And that’s interesting because it would mean the Ecuadorian-Russian attempt to exfiltrate Assange would have happened in the wake of accused Vault 7 leaker Joshua Schulte endangering his bail by hopping on Tor to do … we don’t know what. Whatever he did, however, it led to Schulte’s detention in MCC and ultimately his delayed indictment for leaking the Vault 7 documents.
November 9, 2017: Wikileaks publishes Vault 8 exploit
November 14, 2017: Assange posts Vault 8 Ambassador follow-up
November 14, 2017: Arrest warrant in VA
November 15, 2017: Charged in Loudon County for sexual assault
November 16, 2017: Use of Tor
November 17, 2017: Use of Tor
November 26, 2017: Use of Tor
November 29, 2017: Abundance of caution, attorney should obtain clearance
November 30, 2017: Use of Tor
December 5, 2017: Use of Tor, Smith withdraws
December 7, 2017: NYPD arrests on VA warrant for sexual assault
December 12, 2017: Move for detention, including description of email and Tor access
Separately, since the defendant was released on bail, the Government has obtained evidence that he has been using the Internet. First, the Government has obtained data from the service provider for the defendant’s email account (the “Schulte Email Account”), which shows that the account has regularly been logged into and out of since the defendant was released on bail, most recently on the evening of December 6, 2017. Notably, the IP address used to access the Schulte Email Account is almost always the same IP address associated with the broadband internet account for the defendant’s apartment (the “Broadband Account”)—i.e., the account used by Schulte in the apartment to access the Internet via a Wi-Fi network. Moreover, data from the Broadband Account shows that on November 16, 2017, the Broadband Account was used to access the “TOR” network, that is, a network that allows for anonymous communications on the Internet via a worldwide network of linked computer servers, and multiple layers of data encryption. The Broadband Account shows that additional TOR connections were made again on November 17, 26, 30, and December 5.
First, there is clear and convincing evidence that the defendant has violated a release condition—namely, the condition that he shall not use the Internet without express authorization from Pretrial Services to do so. As explained above, data obtained from the Schulte Email Account and the Broadband Account strongly suggests that the defendant has been using the Internet since shortly after his release on bail. Especially troubling is the defendant’s apparent use on five occasions of the TOR network. TOR networks enable anonymous communications over the Internet and could be used to download or view child pornography without detection. Indeed, the defendant has a history of using TOR networks. The defendant’s Google searches obtained in this investigation show that on May 8, 2016, the defendant conducted multiple searches related to the use of TOR to anonymously transfer encrypted data on the Internet. In particular, the defendant had searched for “setup for relay,” “test bridge relay,” and “tor relay vs bridge.” Each of these searches returned information regarding the use of interconnected computers on TOR to convey information, or the use of a computer to serve as the gateway (or bridge) into the TOR network.
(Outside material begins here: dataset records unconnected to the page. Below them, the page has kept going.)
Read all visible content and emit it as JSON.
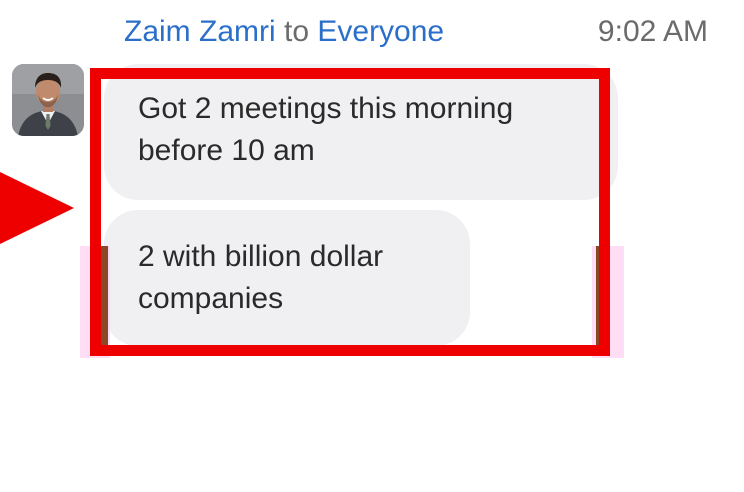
{
  "header": {
    "sender_name": "Zaim Zamri",
    "to_word": "to",
    "recipient": "Everyone",
    "time": "9:02 AM"
  },
  "messages": [
    {
      "text": "Got 2 meetings this morning before 10 am"
    },
    {
      "text": "2 with billion dollar companies"
    }
  ],
  "colors": {
    "name_link": "#2a6fc9",
    "meta_gray": "#6b6b6b",
    "bubble_bg": "#f0f0f3",
    "annotation_red": "#ee0000"
  },
  "icons": {
    "avatar": "user-avatar-photo",
    "pointer": "red-arrow-annotation"
  }
}
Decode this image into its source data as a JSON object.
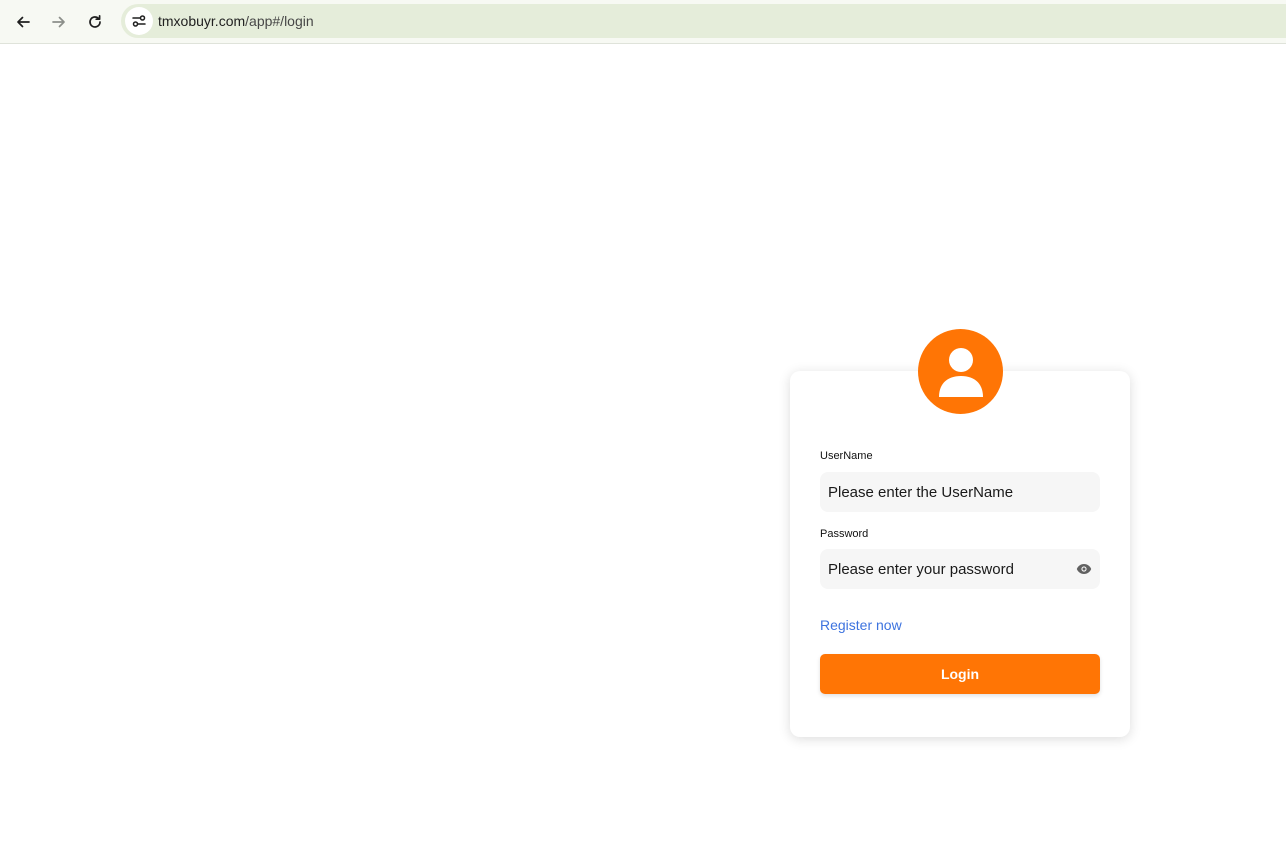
{
  "browser": {
    "url_host": "tmxobuyr.com",
    "url_path": "/app#/login"
  },
  "login": {
    "username_label": "UserName",
    "username_placeholder": "Please enter the UserName",
    "password_label": "Password",
    "password_placeholder": "Please enter your password",
    "register_link": "Register now",
    "login_button": "Login"
  },
  "colors": {
    "accent": "#ff7505",
    "link": "#3d73df",
    "input_bg": "#f6f6f6"
  },
  "icons": {
    "back": "back-arrow-icon",
    "forward": "forward-arrow-icon",
    "reload": "reload-icon",
    "site_info": "tune-icon",
    "avatar": "user-icon",
    "password_toggle": "eye-icon"
  }
}
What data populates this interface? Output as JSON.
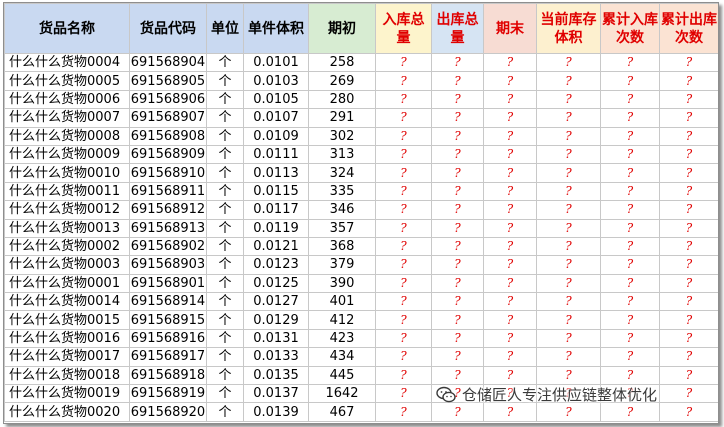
{
  "header": {
    "name": "货品名称",
    "code": "货品代码",
    "unit": "单位",
    "unit_volume": "单件体积",
    "opening": "期初",
    "inbound_total": "入库总量",
    "outbound_total": "出库总量",
    "closing": "期末",
    "current_volume": "当前库存体积",
    "inbound_count": "累计入库次数",
    "outbound_count": "累计出库次数"
  },
  "colors": {
    "header_blue": "#c9d9f1",
    "header_green": "#d7ecd2",
    "header_red_text": "#e00000"
  },
  "placeholder": "?",
  "rows": [
    {
      "name": "什么什么货物0004",
      "code": "691568904",
      "unit": "个",
      "volume": "0.0101",
      "opening": "258"
    },
    {
      "name": "什么什么货物0005",
      "code": "691568905",
      "unit": "个",
      "volume": "0.0103",
      "opening": "269"
    },
    {
      "name": "什么什么货物0006",
      "code": "691568906",
      "unit": "个",
      "volume": "0.0105",
      "opening": "280"
    },
    {
      "name": "什么什么货物0007",
      "code": "691568907",
      "unit": "个",
      "volume": "0.0107",
      "opening": "291"
    },
    {
      "name": "什么什么货物0008",
      "code": "691568908",
      "unit": "个",
      "volume": "0.0109",
      "opening": "302"
    },
    {
      "name": "什么什么货物0009",
      "code": "691568909",
      "unit": "个",
      "volume": "0.0111",
      "opening": "313"
    },
    {
      "name": "什么什么货物0010",
      "code": "691568910",
      "unit": "个",
      "volume": "0.0113",
      "opening": "324"
    },
    {
      "name": "什么什么货物0011",
      "code": "691568911",
      "unit": "个",
      "volume": "0.0115",
      "opening": "335"
    },
    {
      "name": "什么什么货物0012",
      "code": "691568912",
      "unit": "个",
      "volume": "0.0117",
      "opening": "346"
    },
    {
      "name": "什么什么货物0013",
      "code": "691568913",
      "unit": "个",
      "volume": "0.0119",
      "opening": "357"
    },
    {
      "name": "什么什么货物0002",
      "code": "691568902",
      "unit": "个",
      "volume": "0.0121",
      "opening": "368"
    },
    {
      "name": "什么什么货物0003",
      "code": "691568903",
      "unit": "个",
      "volume": "0.0123",
      "opening": "379"
    },
    {
      "name": "什么什么货物0001",
      "code": "691568901",
      "unit": "个",
      "volume": "0.0125",
      "opening": "390"
    },
    {
      "name": "什么什么货物0014",
      "code": "691568914",
      "unit": "个",
      "volume": "0.0127",
      "opening": "401"
    },
    {
      "name": "什么什么货物0015",
      "code": "691568915",
      "unit": "个",
      "volume": "0.0129",
      "opening": "412"
    },
    {
      "name": "什么什么货物0016",
      "code": "691568916",
      "unit": "个",
      "volume": "0.0131",
      "opening": "423"
    },
    {
      "name": "什么什么货物0017",
      "code": "691568917",
      "unit": "个",
      "volume": "0.0133",
      "opening": "434"
    },
    {
      "name": "什么什么货物0018",
      "code": "691568918",
      "unit": "个",
      "volume": "0.0135",
      "opening": "445"
    },
    {
      "name": "什么什么货物0019",
      "code": "691568919",
      "unit": "个",
      "volume": "0.0137",
      "opening": "1642"
    },
    {
      "name": "什么什么货物0020",
      "code": "691568920",
      "unit": "个",
      "volume": "0.0139",
      "opening": "467"
    }
  ],
  "watermark": {
    "icon": "wechat-icon",
    "text": "仓储匠人专注供应链整体优化"
  }
}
Which is to say, things were falling apart in this period. And the response, tellingly, was for the Russians to try to find a way to exfiltrate Assange.
Update: Reuters describes the timing as still more problematic.
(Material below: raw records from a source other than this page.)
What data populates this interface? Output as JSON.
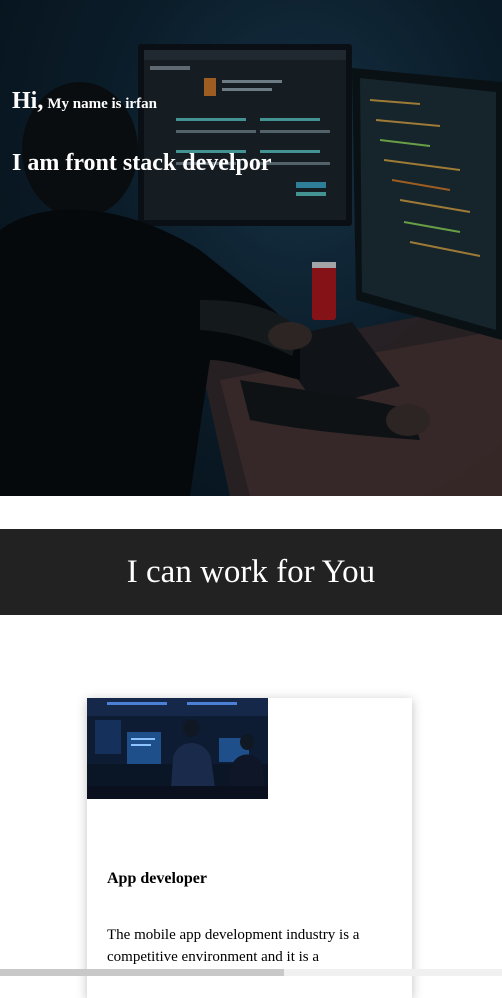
{
  "hero": {
    "greeting": "Hi,",
    "name_line": "My name is irfan",
    "role": "I am front stack develpor"
  },
  "services": {
    "heading": "I can work for You",
    "card": {
      "title": "App developer",
      "description": "The mobile app development industry is a competitive environment and it is a"
    }
  },
  "colors": {
    "hero_bg": "#0e2434",
    "header_bg": "#222222",
    "accent_screen": "#2b5f7a"
  },
  "scrollbar": {
    "horizontal_position": 0,
    "visible_fraction": 0.57
  }
}
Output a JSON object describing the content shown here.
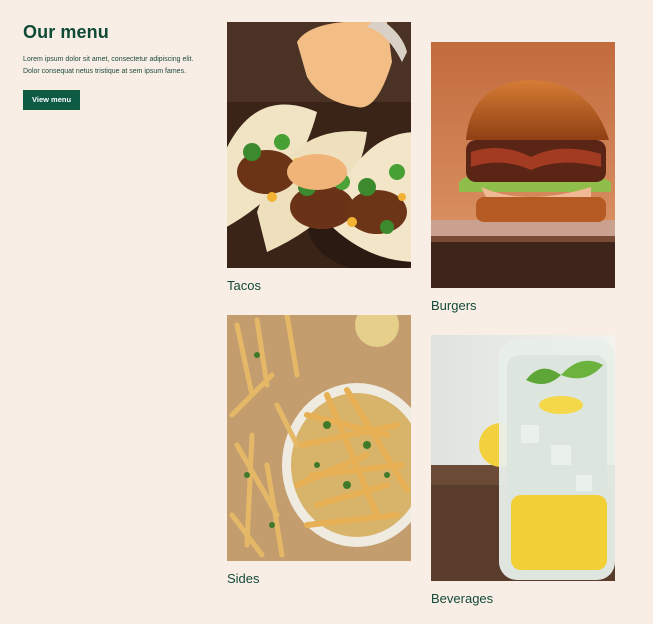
{
  "intro": {
    "title": "Our menu",
    "description": "Lorem ipsum dolor sit amet, consectetur adipiscing elit. Dolor consequat netus tristique at sem ipsum fames.",
    "button_label": "View menu"
  },
  "menu": {
    "items": [
      {
        "label": "Tacos",
        "image": "tacos-photo"
      },
      {
        "label": "Burgers",
        "image": "burger-photo"
      },
      {
        "label": "Sides",
        "image": "fries-photo"
      },
      {
        "label": "Beverages",
        "image": "lemonade-photo"
      }
    ]
  },
  "colors": {
    "background": "#f9eee6",
    "text": "#0e4a35",
    "button": "#0e5b44"
  }
}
Ecuador last Dec. 19 approved a “special designation in favor of Mr. Julian Assange so that he can carry out functions at the Ecuadorean Embassy in Russia,” according to the letter written to opposition legislator Paola Vintimilla.
“Special designation” refers to the Ecuadorean president’s right to name political allies to a fixed number of diplomatic posts even if they are not career diplomats.
But Britain’s Foreign Office in a Dec. 21 note said it did not accept Assange as a diplomat and that it did not “consider that Mr. Assange enjoys any type of privileges and immunities under the Vienna Convention,” reads the letter, citing a British diplomatic note.
More and more this looks like an attempt to legally exfiltrate him.